Machatzit HaShekel 117:1
In the Beit Yosef he brought in the name of the Abudraham that we always begin on the 22 of November, on a condition; for the month of February is sometimes 28 days and sometimes 29 days, and therefore if the February before November was 28 days then the “requesting” [of rain begins on] the 22 of November. But if February was 29 days then requesting begins on the 23 of November. And this matter depends on their months, to be [that?] the nations of the world count by the Sun and the equinox also is according to the path of the Sun.
It would appear that the Machatzit Hashekel, at least, really held that the dates to begin saying ותן טל ומטר should be the “original” dates in November that are actually 60 days after the actual autumnal equinox!

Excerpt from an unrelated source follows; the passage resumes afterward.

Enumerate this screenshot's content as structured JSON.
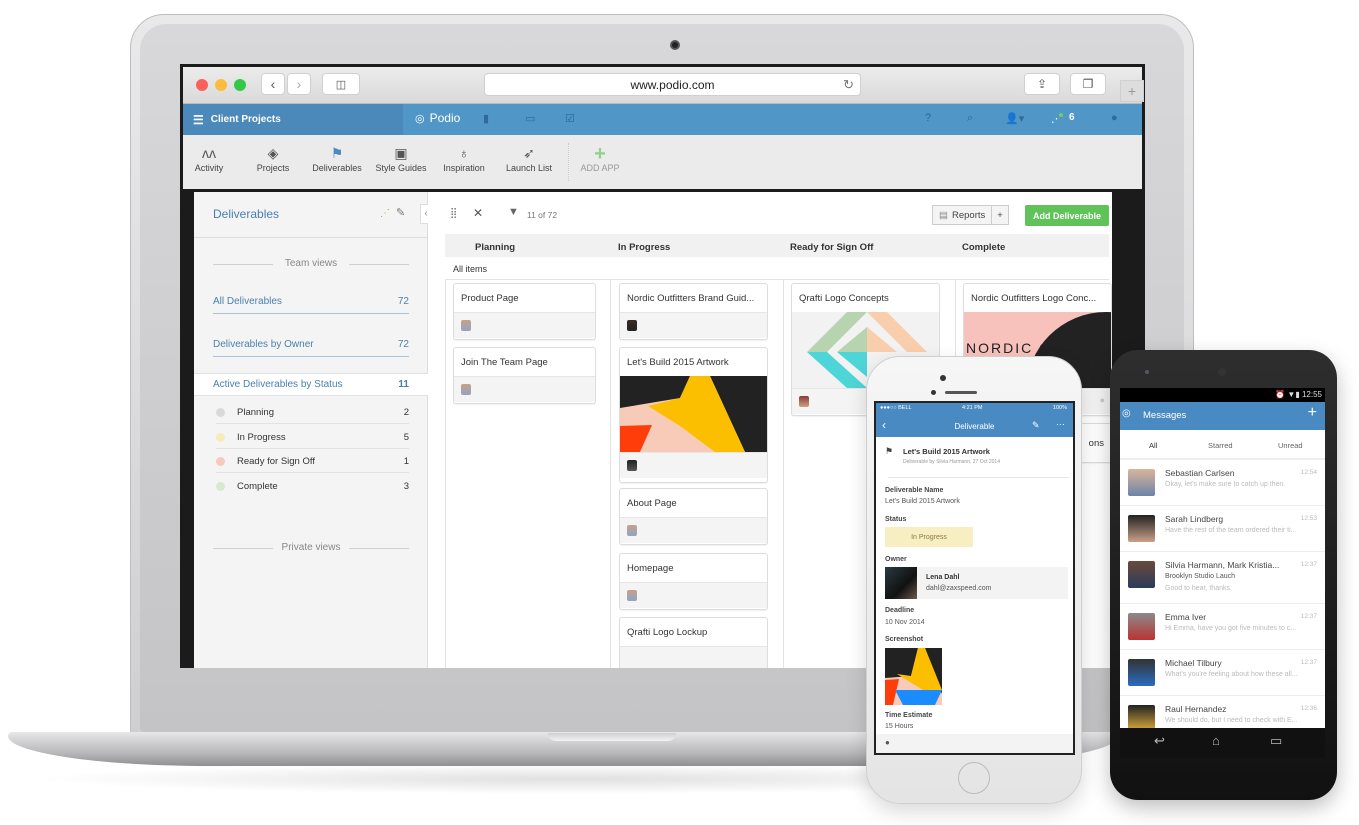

Nevertheless, most later halachic authorities in recent generations still insist that we adhere to the Julian/Shmuel calendar. As mentioned, some, if not most of them, may have grown up in places (such as Russia, Eastern European countries or the Middle East) that had only quite recently accepted the Gregorian calendar.
In a related dispute, the 13/14th century scholar Asher ben Yechiel, a.k.a. the Rosh and others disagree with the idea that communities in Europe (and presumably elsewhere other than Mesopotamia) should begin saying ותן טל ומטר sixty days after any tekufah! He/they are of the opinion that every locale/land should base the beginning date on the agricultural needs for rain in its own place, not the dates in Mesopotamia!
The Rosh (as cited by his son, The Tur; almost exactly the same as in his own commentary, but easier to find, copy and paste online…) on the above quote from Taanit 10a comments:
תמהני למה אנו נוהגין כבני גולה, נהי שהתלמוד שלנו הוא בבלי, מ”מ דבר שתלוי בארץ למה ננהוג כמותם, אם בבל היתה מצולה ולא היתה צריכה למים, כל הארצות הם צריכות למים במרחשון ולמה נאחר אותו עד ס’ יום בתקופה, ולמה לא נעשה כמשנתינו, ובפרובינציא ראיתי שהיו שואלין הגשמים ז’ ימים במרחשון וישר מאד בעיני
I wonder why we practice like the Benei Golah [i.e. Babylonian Jews], although our Talmud is the Babylonian, nevertheless, this is a matter dependent on the land, why should we follow them? If Babylonia was lowlands/wetlands and did not require water, all [other] lands need water in Marcheshvan, why should we delay until 60 days into the season? Why shouldn’t we do as out mishnah [and begin on the 7th of Marcheshvan]? And in Provence I saw that they ask for rain [from] 7 days of Marcheshvan. And this is very right in my eyes.
The Rosh’s perfectly logical idea has also been generally rejected as practiced halachah, but at least a smidgen of it may have influenced this ruling by the Shulchan Aruch and the Rema (117:2):
ומיהו אם בארץ אחת כולה הצריכים מטר בימות החמה טעה בה יחיד ושאל מטר בברכת השנים (אם רוצה) חוזר ומתפלל בתורת נדבה בלא שאלה בברכת השנים (אבל אינו מחויב לחזור כלל) (בית יוסף בשם מהרי”א והרמב”ן והר”ן סבירי להו כהרא”ש
However, if in one whole land where rain is needed in the “summertime” one mistakenly asked for rain in the Blessing of Years [i.e. added ותן טל ומטר] (Rema: if one wishes one may) go back and repeat the prayers in the category of a voluntary prayer without asking in the Blessing of Years (Rema: but one is not required to repeat it at all.)
So at the very least, despite all the unscientific reasoning associated with this matter, the Rema says that if you “mistakenly” asked for rain when it is needed in your whole land, you can “get away with it” without invalidating your prayer!